Overwatch is one of the happiest games around. With its quirky collection of heroes and large volume of YouTube-able moments, it’s no surprise that the title attracted more than players in its first week.
Unfortunately, not all of those 7 million individuals are playing with the positive outlook and good vibes befitting the game. So when you settle in for a nice long play session, expect to run across these seven unfortunate situations from time to time. Be prepared, and don’t let them turn your frown (or your MMR) upside-down.
We get it. You like to be a sniper. Snipers are cool. You’re so powerful, picking off enemies like tiny ants in the distance. That’s great. Except that when we’re attacking on this escort mission, there is no distance between you and the enemies so you are not helping in any way.
And somehow, these people always seem to get doubled up in quick play, so your team will wind up with two or even three snipers who can’t conceive of picking any other class. At least those matches end in defeat quickly thanks to the terrible team composition, so you can escape with a good old fashioned ragequit.
Oh Mei. She’s so adorable and so eager to save the world. But she’s a difficult character to play well. In lesser hands, she can quickly become the most infuriating accidental troll. For example: You’ve lined up the perfect ultimate as McCree. High noon is here. And just before you can fire off your shots and decimate the enemy team, an ice wall blocks your view. Sigh.
Then there’s the intentional Mei troll, which is even worse. These are the players where you can practically hear them snickering, “You know what’d be funny? Putting ice walls in front of my teammates every eight seconds as they leave the base! Hahaha.” Just assume these people act so annoying to cover up their complete lack of skill in the game. And since they play Mei, they’ve already got plenty of ice for that sick burn.
Mercy’s an amazing character, and her ability to resurrect dead teammates can turn the tide in a close match. It might seem like common sense that reviving a teammate who is surrounded by opponents is kind of a waste. Yet it seems some players see that flashing ultimate icon and just can’t help themselves from pressing it as soon as they can, regardless of whether that player will just be mowed down again. So I beg you, Mercy players, be an angel and don’t rez me within point blank range of an enemy shotgun.

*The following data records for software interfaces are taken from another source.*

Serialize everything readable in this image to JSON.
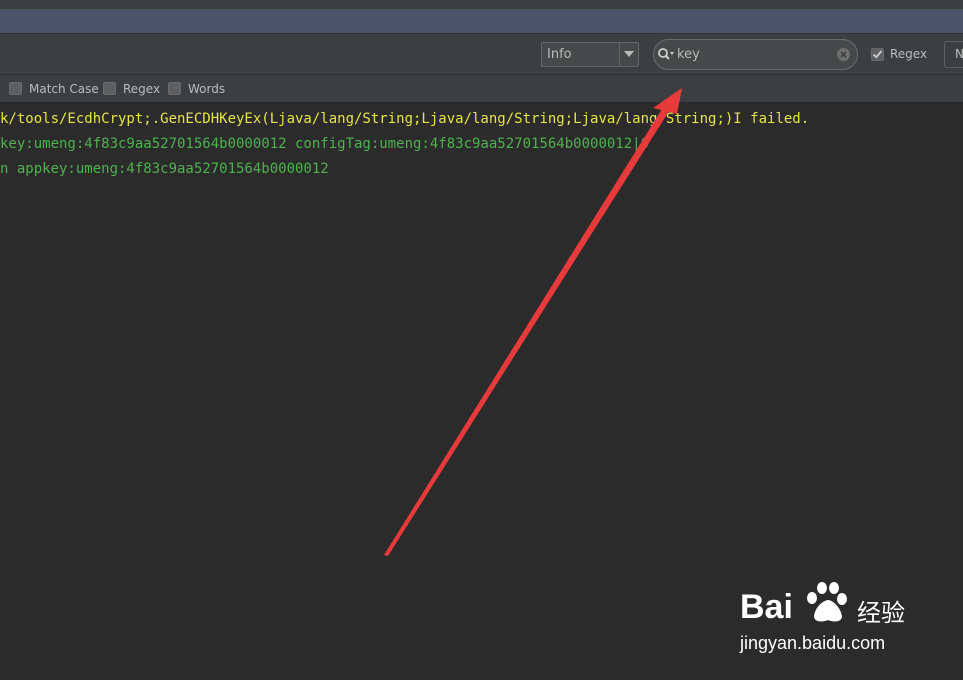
{
  "toolbar": {
    "level_select": {
      "value": "Info"
    },
    "search": {
      "value": "key"
    },
    "regex": {
      "label": "Regex",
      "checked": true
    },
    "next_button": {
      "label": "N"
    }
  },
  "search_options": {
    "match_case": {
      "label": "Match Case",
      "checked": false
    },
    "regex": {
      "label": "Regex",
      "checked": false
    },
    "words": {
      "label": "Words",
      "checked": false
    }
  },
  "log": {
    "lines": [
      {
        "text": "k/tools/EcdhCrypt;.GenECDHKeyEx(Ljava/lang/String;Ljava/lang/String;Ljava/lang/String;)I failed.",
        "color": "#e5e544"
      },
      {
        "text": "key:umeng:4f83c9aa52701564b0000012 configTag:umeng:4f83c9aa52701564b0000012|0",
        "color": "#4eb24e"
      },
      {
        "text": "n appkey:umeng:4f83c9aa52701564b0000012",
        "color": "#4eb24e"
      }
    ]
  },
  "colors": {
    "annotation_arrow": "#e83a3a",
    "background": "#2b2b2b",
    "toolbar": "#3c3f41",
    "titlebar": "#4b5367"
  },
  "watermark": {
    "brand_left": "Bai",
    "brand_right": "经验",
    "url": "jingyan.baidu.com"
  }
}
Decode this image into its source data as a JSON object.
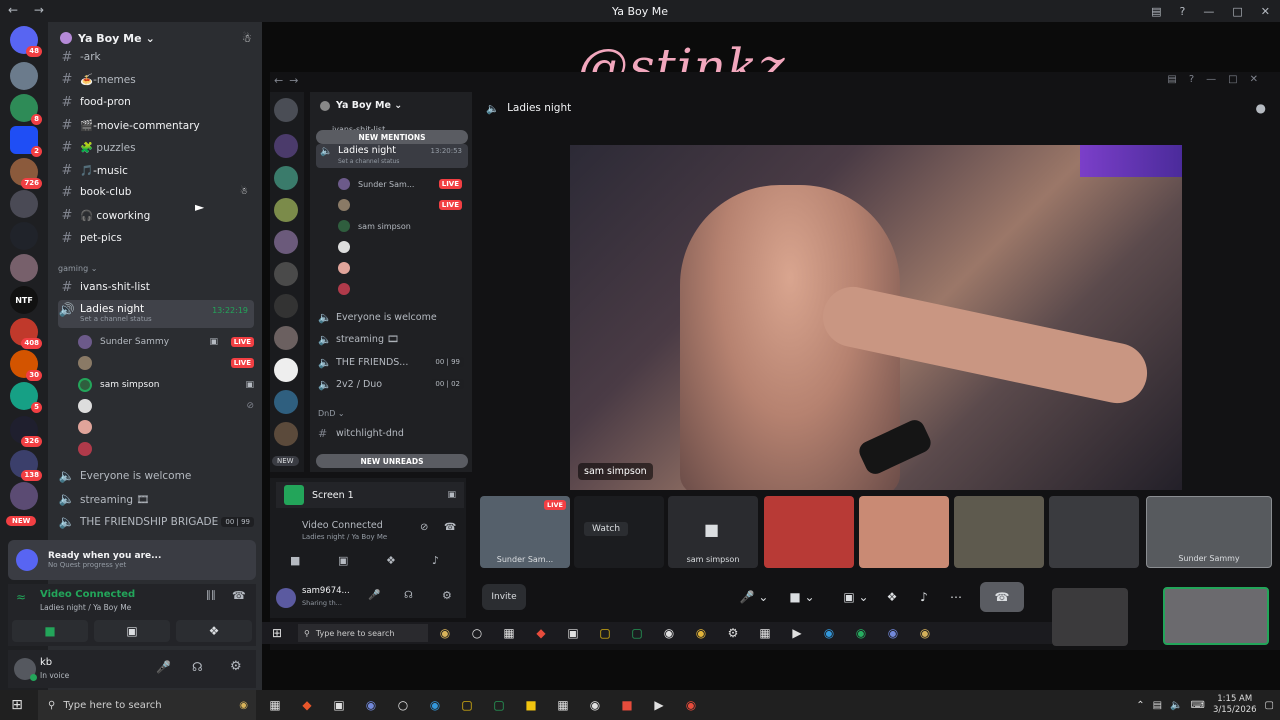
{
  "window": {
    "title": "Ya Boy Me",
    "overlay_text": "@stinkz"
  },
  "guild": {
    "name": "Ya Boy Me"
  },
  "channels": [
    {
      "label": "-ark"
    },
    {
      "label": "🍝-memes"
    },
    {
      "label": "food-pron"
    },
    {
      "label": "🎬-movie-commentary"
    },
    {
      "label": "🧩 puzzles"
    },
    {
      "label": "🎵-music"
    },
    {
      "label": "book-club"
    },
    {
      "label": "🎧 coworking"
    },
    {
      "label": "pet-pics"
    }
  ],
  "category_gaming": "gaming",
  "gaming_channels": [
    {
      "label": "ivans-shit-list"
    }
  ],
  "voice": {
    "label": "Ladies night",
    "timer": "13:22:19",
    "status_hint": "Set a channel status",
    "users": [
      {
        "name": "Sunder Sammy",
        "live": "LIVE"
      },
      {
        "name": "",
        "live": "LIVE"
      },
      {
        "name": "sam simpson",
        "live": ""
      },
      {
        "name": "",
        "live": ""
      },
      {
        "name": "",
        "live": ""
      },
      {
        "name": "",
        "live": ""
      }
    ]
  },
  "more_voice": [
    {
      "label": "Everyone is welcome",
      "count": ""
    },
    {
      "label": "streaming 🎞",
      "count": ""
    },
    {
      "label": "THE FRIENDSHIP BRIGADE",
      "count": "00 | 99"
    }
  ],
  "new_badge": "NEW",
  "quest": {
    "title": "Ready when you are...",
    "sub": "No Quest progress yet"
  },
  "vc": {
    "status": "Video Connected",
    "sub": "Ladies night / Ya Boy Me"
  },
  "user": {
    "name": "kb",
    "status": "In voice"
  },
  "inner": {
    "guild": "Ya Boy Me",
    "top_channel": "ivans-shit-list",
    "new_mentions": "NEW MENTIONS",
    "voice_label": "Ladies night",
    "voice_timer": "13:20:53",
    "voice_status": "Set a channel status",
    "users": [
      {
        "name": "Sunder Sam...",
        "live": "LIVE"
      },
      {
        "name": "",
        "live": "LIVE"
      },
      {
        "name": "sam simpson",
        "live": ""
      },
      {
        "name": "",
        "live": ""
      },
      {
        "name": "",
        "live": ""
      },
      {
        "name": "",
        "live": ""
      }
    ],
    "more": [
      {
        "label": "Everyone is welcome",
        "count": ""
      },
      {
        "label": "streaming 🎞",
        "count": ""
      },
      {
        "label": "THE FRIENDS...",
        "count": "00 | 99"
      },
      {
        "label": "2v2 / Duo",
        "count": "00 | 02"
      }
    ],
    "cat_dnd": "DnD",
    "dnd_channel": "witchlight-dnd",
    "new_unreads": "NEW UNREADS",
    "new_badge": "NEW",
    "screen": "Screen 1",
    "vc_status": "Video Connected",
    "vc_sub": "Ladies night / Ya Boy Me",
    "user_name": "sam9674...",
    "user_status": "Sharing th..."
  },
  "stage": {
    "channel": "Ladies night",
    "video_label": "sam simpson",
    "tiles": [
      {
        "name": "Sunder Sam...",
        "badge": "LIVE"
      },
      {
        "name": "",
        "badge": "Watch"
      },
      {
        "name": "sam simpson",
        "badge": ""
      },
      {
        "name": "",
        "badge": ""
      },
      {
        "name": "",
        "badge": ""
      },
      {
        "name": "",
        "badge": ""
      },
      {
        "name": "",
        "badge": ""
      },
      {
        "name": "Sunder Sammy",
        "badge": ""
      }
    ],
    "invite": "Invite"
  },
  "inner_taskbar": {
    "search": "Type here to search"
  },
  "taskbar": {
    "search": "Type here to search",
    "time": "1:15 AM",
    "date": "3/15/2026"
  },
  "server_badges": [
    "48",
    "8",
    "2",
    "726",
    "408",
    "30",
    "5",
    "326",
    "138"
  ],
  "colors": {
    "live": "#f23f43",
    "green": "#23a55a",
    "accent": "#5865f2",
    "overlay": "#f2a7bd"
  }
}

It’s nice to be recognized for your in-game skills, which is why the whole Play of the Game concept is awesome. From the game’s launch, though, the feature has been more than somewhat biased in its choices. The algorithms are improving on Blizzard’s end, but the best bet for getting your name on that screen is just to rack up the most kills in a short clip, regardless of whether it involves much skill or impact on the match. This goes to some players’ heads, and you’ll see them making selfish decisions, prioritizing a quick kill streak over the match objective. POTG is great, but PTFO is better.
With the advent of Competitive Mode, getting comfortable with team member communication via voice chat is even more crucial. Voice chat in a multiplayer game always comes with the risk of toxic individuals who make you lose your faith in humanity, and sadly, you will come across those. But Overwatch may be the only game that has the opposite issue as well. Some enterprising individuals take it upon themselves to inspire their teammates with a constant barrage of pep talks. “Go go go!” “We got this!” “Stick together!” These are all less helpful than actual strategic planning, but thanks for the vote of confidence.
To be fair, this is a really powerful team composition. You’ll probably stomp a lot of folks with it, especially if this isn’t your first FPS. But it also sucks the joy and magic out of Overwatch’s huge rotating cast of characters when you all turn to the one who’s most similar to the person in every other multiplayer shooter. This isn’t a game that you should play like Call of Duty. You know what is? Call of Duty.